EXERCISE DETAILS: Tally every line of the entries that contains the string "value", then reply with only that number.

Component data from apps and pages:
- - -

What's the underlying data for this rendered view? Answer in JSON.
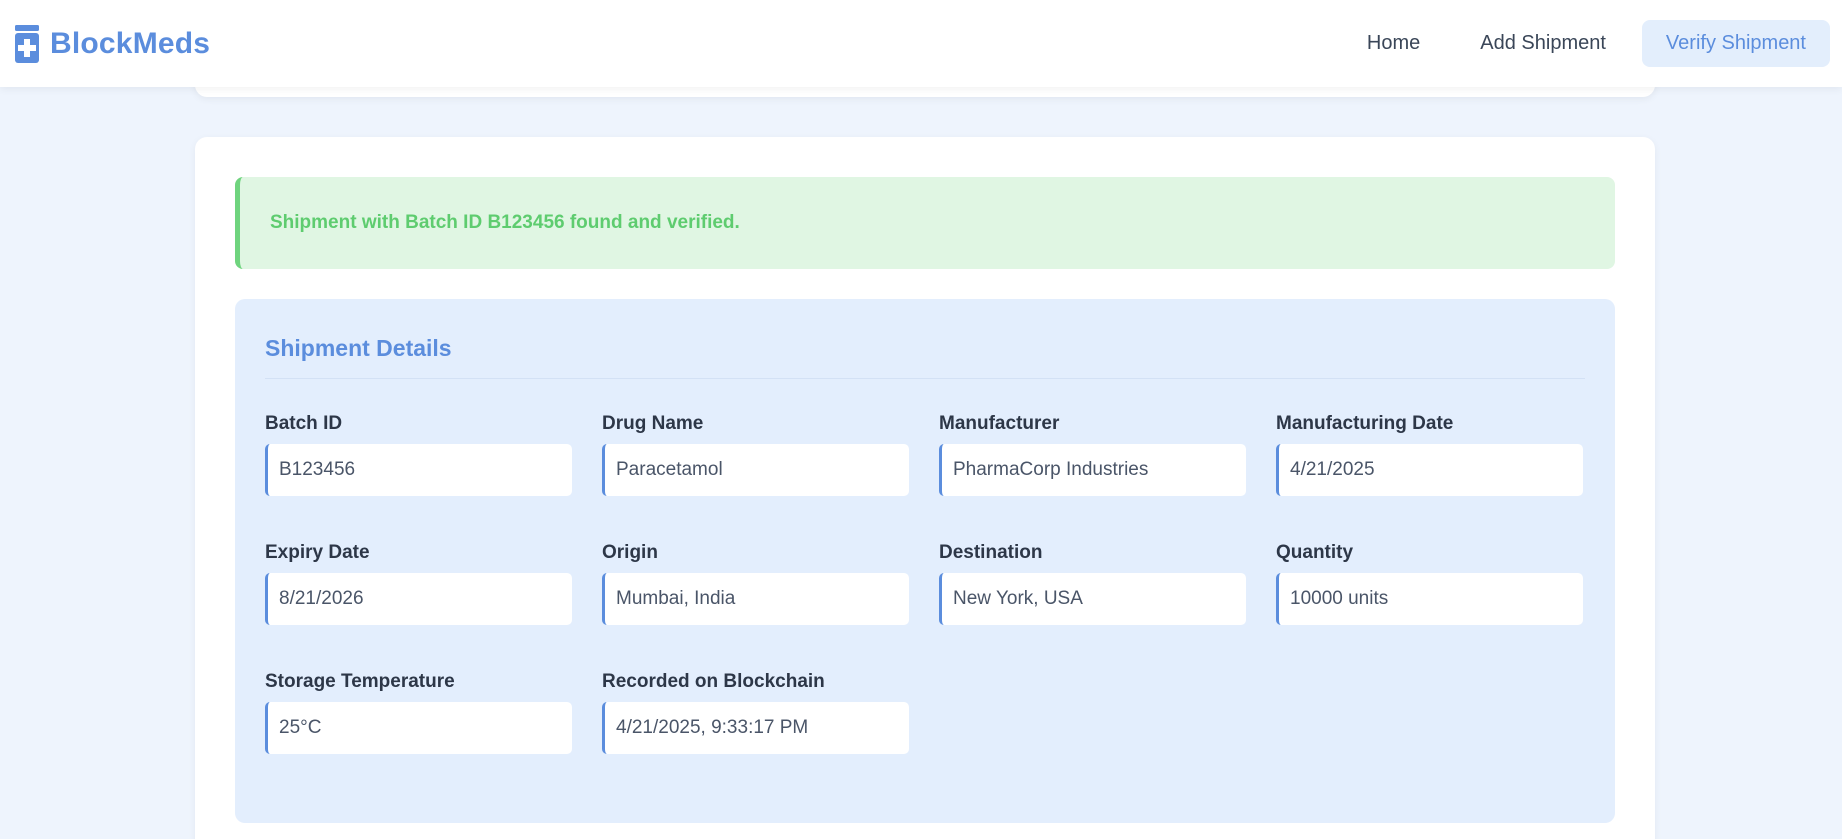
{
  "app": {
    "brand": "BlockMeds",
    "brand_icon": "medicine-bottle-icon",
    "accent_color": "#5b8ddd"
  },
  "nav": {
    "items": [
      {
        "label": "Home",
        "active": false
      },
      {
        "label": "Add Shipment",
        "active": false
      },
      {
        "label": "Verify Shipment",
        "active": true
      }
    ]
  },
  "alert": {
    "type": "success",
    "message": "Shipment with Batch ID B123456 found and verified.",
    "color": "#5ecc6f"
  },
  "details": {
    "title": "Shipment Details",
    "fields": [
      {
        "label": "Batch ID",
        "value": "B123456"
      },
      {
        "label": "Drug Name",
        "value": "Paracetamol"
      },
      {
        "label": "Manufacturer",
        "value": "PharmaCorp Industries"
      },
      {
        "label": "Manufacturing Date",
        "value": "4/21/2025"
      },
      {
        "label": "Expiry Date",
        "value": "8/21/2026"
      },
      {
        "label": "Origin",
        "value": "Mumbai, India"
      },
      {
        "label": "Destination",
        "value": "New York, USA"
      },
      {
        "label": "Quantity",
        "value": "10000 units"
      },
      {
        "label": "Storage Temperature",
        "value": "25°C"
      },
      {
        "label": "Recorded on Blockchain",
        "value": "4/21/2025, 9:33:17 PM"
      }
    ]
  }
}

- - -

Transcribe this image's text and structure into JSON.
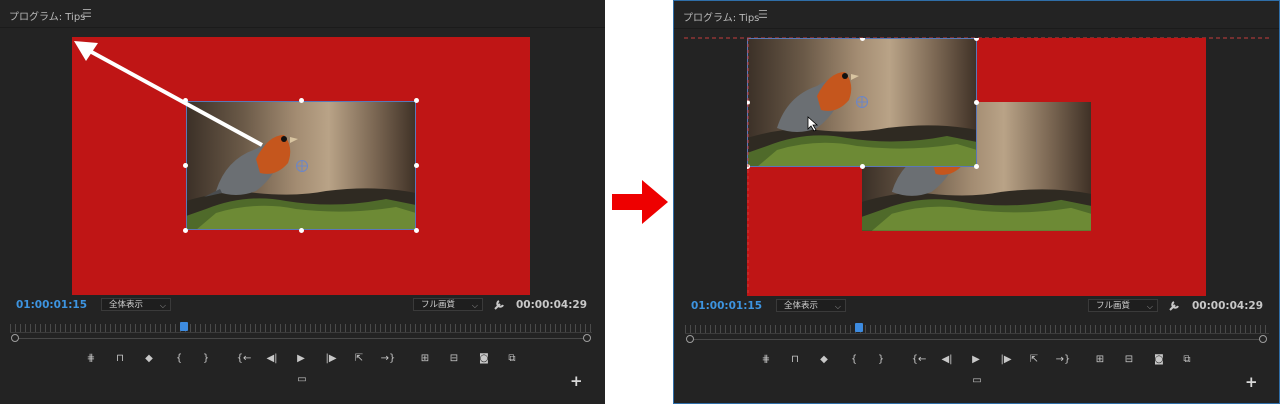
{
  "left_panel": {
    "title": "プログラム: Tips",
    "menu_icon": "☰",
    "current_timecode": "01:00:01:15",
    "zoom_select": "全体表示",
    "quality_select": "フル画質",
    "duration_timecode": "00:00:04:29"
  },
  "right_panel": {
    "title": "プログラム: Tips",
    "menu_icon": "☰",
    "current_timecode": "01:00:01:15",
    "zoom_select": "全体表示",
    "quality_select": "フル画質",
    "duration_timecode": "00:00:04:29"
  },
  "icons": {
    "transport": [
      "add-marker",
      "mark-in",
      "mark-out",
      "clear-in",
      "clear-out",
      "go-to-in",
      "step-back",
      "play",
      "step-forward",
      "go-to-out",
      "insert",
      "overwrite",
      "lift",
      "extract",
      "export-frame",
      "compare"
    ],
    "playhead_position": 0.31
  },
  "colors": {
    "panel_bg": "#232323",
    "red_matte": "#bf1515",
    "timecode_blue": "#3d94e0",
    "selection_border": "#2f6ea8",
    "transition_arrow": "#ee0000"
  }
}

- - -

OUTPUT FOR THIS TASK: 10